[Records provided — start]
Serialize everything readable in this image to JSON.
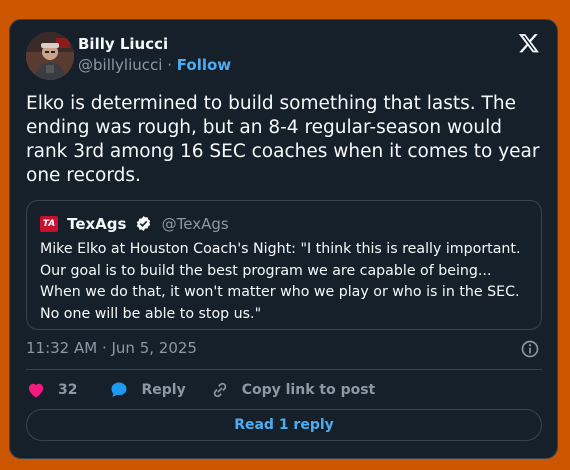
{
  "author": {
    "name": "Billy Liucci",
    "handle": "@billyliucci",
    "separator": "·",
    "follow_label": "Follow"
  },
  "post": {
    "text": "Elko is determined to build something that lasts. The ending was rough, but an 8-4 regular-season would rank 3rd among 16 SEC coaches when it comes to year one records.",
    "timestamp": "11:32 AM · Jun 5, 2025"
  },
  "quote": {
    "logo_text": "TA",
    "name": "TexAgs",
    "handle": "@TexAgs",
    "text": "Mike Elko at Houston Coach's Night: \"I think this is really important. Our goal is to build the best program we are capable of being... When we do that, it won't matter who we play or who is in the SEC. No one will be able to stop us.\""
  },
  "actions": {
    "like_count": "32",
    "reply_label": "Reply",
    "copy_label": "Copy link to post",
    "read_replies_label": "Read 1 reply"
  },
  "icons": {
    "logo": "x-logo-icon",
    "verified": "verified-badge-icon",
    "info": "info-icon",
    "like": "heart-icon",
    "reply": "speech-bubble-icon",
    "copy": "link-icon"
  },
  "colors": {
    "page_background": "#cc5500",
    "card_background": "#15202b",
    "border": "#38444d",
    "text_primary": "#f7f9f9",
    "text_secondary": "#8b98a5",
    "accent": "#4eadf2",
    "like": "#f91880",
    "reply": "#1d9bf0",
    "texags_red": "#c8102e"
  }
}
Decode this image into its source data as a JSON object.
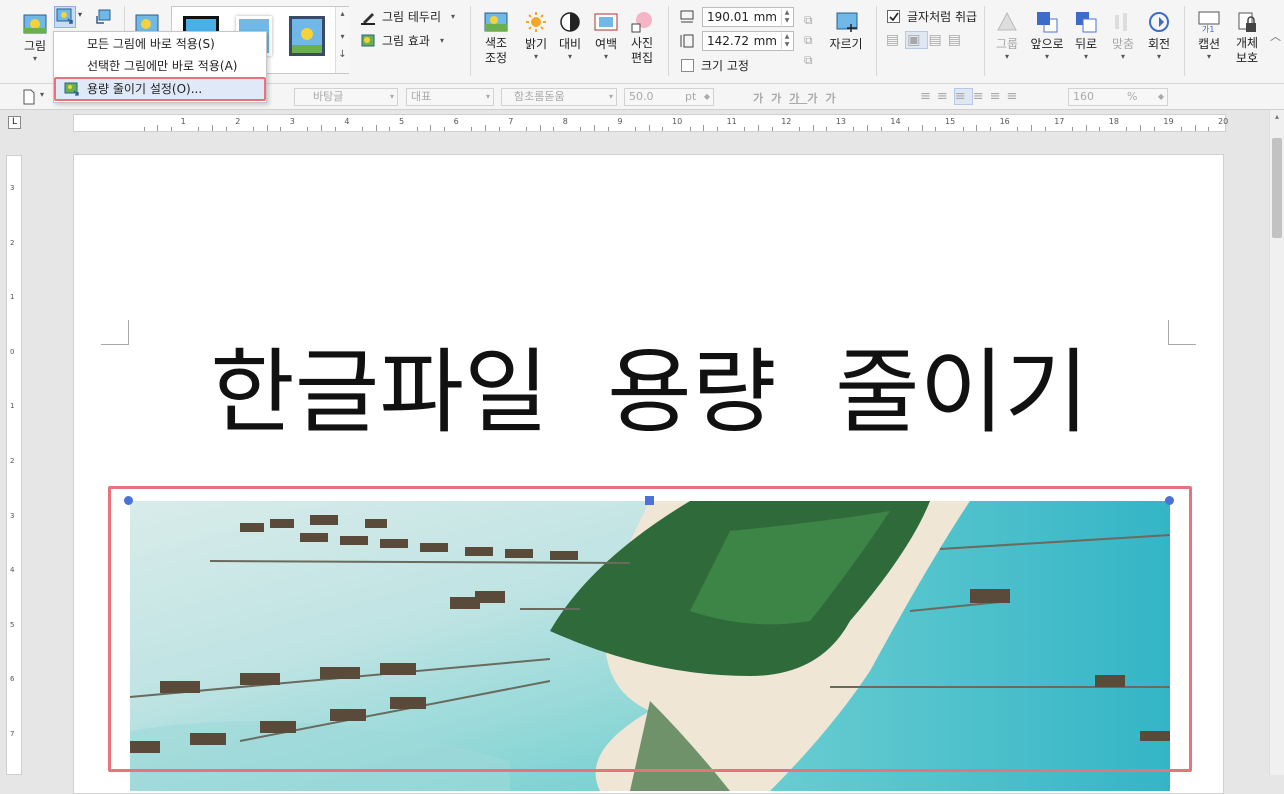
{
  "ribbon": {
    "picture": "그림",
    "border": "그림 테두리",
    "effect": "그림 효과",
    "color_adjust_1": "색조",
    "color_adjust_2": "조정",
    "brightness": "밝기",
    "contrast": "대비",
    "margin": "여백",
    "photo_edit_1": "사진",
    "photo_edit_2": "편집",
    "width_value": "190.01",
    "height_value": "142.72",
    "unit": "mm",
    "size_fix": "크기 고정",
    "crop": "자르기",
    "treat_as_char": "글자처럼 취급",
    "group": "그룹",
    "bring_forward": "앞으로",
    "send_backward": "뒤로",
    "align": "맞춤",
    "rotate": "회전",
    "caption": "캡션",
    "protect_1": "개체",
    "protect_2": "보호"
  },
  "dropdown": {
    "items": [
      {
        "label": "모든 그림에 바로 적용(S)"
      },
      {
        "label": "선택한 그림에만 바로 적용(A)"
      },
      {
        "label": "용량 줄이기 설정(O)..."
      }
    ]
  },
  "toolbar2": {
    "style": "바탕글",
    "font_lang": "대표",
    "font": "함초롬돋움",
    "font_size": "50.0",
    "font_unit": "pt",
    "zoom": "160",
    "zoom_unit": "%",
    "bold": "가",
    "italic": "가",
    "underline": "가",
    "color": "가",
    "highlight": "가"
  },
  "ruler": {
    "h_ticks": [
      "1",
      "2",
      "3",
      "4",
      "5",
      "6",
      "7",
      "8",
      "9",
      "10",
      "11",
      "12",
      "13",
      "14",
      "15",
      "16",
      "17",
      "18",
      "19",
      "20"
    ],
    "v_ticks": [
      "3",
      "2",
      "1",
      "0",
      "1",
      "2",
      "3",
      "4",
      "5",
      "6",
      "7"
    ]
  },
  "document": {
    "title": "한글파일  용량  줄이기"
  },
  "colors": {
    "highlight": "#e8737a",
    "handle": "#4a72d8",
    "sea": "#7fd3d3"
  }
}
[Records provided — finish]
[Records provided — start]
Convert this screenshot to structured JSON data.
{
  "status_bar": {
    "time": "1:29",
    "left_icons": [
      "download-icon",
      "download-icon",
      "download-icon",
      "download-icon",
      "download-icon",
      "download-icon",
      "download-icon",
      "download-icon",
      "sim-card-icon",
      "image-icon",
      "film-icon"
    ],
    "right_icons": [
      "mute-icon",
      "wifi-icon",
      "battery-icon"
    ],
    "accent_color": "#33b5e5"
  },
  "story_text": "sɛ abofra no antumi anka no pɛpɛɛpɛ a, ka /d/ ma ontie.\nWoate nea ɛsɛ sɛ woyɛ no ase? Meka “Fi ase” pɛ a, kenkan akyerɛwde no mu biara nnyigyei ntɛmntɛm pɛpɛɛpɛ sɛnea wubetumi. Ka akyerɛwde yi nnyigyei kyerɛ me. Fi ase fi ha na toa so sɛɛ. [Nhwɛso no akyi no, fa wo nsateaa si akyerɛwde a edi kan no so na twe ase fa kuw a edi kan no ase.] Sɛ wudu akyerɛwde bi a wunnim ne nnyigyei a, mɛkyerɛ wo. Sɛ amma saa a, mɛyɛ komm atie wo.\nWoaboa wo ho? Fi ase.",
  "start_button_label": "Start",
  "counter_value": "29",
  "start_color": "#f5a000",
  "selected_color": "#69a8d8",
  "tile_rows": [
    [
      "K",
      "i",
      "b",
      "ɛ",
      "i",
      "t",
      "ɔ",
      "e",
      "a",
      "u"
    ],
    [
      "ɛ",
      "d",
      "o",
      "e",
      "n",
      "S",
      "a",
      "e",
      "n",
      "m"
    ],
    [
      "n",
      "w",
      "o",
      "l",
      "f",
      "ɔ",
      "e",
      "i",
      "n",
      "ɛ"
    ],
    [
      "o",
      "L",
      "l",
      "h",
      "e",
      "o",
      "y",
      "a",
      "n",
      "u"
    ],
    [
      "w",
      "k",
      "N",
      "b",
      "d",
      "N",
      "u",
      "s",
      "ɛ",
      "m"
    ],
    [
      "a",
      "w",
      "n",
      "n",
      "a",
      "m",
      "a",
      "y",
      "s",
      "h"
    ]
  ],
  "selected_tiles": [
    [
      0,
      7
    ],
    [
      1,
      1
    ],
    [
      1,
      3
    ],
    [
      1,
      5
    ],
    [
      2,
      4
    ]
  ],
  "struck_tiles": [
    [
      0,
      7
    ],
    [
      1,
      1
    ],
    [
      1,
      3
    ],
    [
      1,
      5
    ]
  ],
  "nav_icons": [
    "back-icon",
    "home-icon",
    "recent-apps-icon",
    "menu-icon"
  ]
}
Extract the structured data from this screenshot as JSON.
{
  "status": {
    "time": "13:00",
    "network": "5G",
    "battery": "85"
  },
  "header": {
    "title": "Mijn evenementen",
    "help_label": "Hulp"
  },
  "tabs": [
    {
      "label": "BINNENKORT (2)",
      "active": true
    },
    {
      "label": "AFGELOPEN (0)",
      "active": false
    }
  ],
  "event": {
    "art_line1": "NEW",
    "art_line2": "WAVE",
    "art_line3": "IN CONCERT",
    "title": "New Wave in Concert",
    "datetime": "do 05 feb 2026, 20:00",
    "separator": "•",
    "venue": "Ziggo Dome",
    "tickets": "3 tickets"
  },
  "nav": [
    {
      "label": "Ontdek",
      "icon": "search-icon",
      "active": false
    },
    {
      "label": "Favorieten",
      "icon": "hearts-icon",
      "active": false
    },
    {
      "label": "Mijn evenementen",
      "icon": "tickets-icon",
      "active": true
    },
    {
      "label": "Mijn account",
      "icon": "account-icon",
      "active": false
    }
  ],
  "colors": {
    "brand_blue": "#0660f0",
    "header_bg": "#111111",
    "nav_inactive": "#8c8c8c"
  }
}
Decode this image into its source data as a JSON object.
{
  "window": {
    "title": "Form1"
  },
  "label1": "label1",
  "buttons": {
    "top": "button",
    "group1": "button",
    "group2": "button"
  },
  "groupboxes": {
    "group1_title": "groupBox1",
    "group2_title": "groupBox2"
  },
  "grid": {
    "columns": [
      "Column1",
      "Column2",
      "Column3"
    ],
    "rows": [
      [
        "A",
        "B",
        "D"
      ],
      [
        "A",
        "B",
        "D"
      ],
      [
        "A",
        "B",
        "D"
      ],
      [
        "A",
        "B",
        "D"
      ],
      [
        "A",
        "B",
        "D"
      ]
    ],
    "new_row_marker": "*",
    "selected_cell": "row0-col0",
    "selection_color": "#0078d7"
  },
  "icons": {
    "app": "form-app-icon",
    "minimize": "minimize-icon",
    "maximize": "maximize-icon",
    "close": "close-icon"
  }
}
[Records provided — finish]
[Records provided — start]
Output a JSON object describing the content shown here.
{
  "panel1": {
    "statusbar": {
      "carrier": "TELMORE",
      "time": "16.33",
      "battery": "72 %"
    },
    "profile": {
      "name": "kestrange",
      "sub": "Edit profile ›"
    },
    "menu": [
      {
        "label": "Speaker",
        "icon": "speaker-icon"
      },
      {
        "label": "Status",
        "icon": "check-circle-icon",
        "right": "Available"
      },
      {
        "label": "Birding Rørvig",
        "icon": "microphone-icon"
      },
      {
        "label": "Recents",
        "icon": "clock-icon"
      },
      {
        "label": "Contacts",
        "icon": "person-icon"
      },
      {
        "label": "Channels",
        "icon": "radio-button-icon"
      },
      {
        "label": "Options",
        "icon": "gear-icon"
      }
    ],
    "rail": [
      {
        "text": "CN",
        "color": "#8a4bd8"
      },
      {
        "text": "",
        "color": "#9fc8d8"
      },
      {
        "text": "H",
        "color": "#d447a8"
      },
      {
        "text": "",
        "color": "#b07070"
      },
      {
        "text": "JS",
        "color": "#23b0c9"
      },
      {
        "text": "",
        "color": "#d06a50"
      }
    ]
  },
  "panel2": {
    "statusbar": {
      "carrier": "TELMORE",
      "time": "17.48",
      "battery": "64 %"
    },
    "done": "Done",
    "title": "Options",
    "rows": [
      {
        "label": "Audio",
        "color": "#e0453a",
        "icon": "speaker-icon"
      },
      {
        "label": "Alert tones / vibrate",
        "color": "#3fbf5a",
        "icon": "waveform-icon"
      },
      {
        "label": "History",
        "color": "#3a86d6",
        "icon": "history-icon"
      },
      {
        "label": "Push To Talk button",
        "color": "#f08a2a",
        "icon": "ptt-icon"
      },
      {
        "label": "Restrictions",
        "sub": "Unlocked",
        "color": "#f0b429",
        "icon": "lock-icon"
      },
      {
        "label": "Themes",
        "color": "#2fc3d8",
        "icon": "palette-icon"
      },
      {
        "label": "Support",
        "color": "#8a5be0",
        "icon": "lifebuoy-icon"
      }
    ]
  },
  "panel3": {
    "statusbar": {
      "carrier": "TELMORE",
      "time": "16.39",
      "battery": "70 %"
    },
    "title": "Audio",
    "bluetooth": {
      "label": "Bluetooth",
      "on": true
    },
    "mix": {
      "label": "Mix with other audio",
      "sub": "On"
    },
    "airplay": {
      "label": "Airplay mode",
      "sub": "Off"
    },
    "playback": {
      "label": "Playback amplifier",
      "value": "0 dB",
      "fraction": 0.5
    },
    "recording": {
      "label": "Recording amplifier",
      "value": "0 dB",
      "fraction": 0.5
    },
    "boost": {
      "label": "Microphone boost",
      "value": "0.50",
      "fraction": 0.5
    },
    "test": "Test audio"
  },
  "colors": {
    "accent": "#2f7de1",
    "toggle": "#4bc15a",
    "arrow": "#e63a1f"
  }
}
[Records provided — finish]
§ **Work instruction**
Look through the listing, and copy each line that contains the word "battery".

§ **Task answer**
      "battery-icon"
    "battery": "85"
      "battery": "72 %"
      "battery": "64 %"
      "battery": "70 %"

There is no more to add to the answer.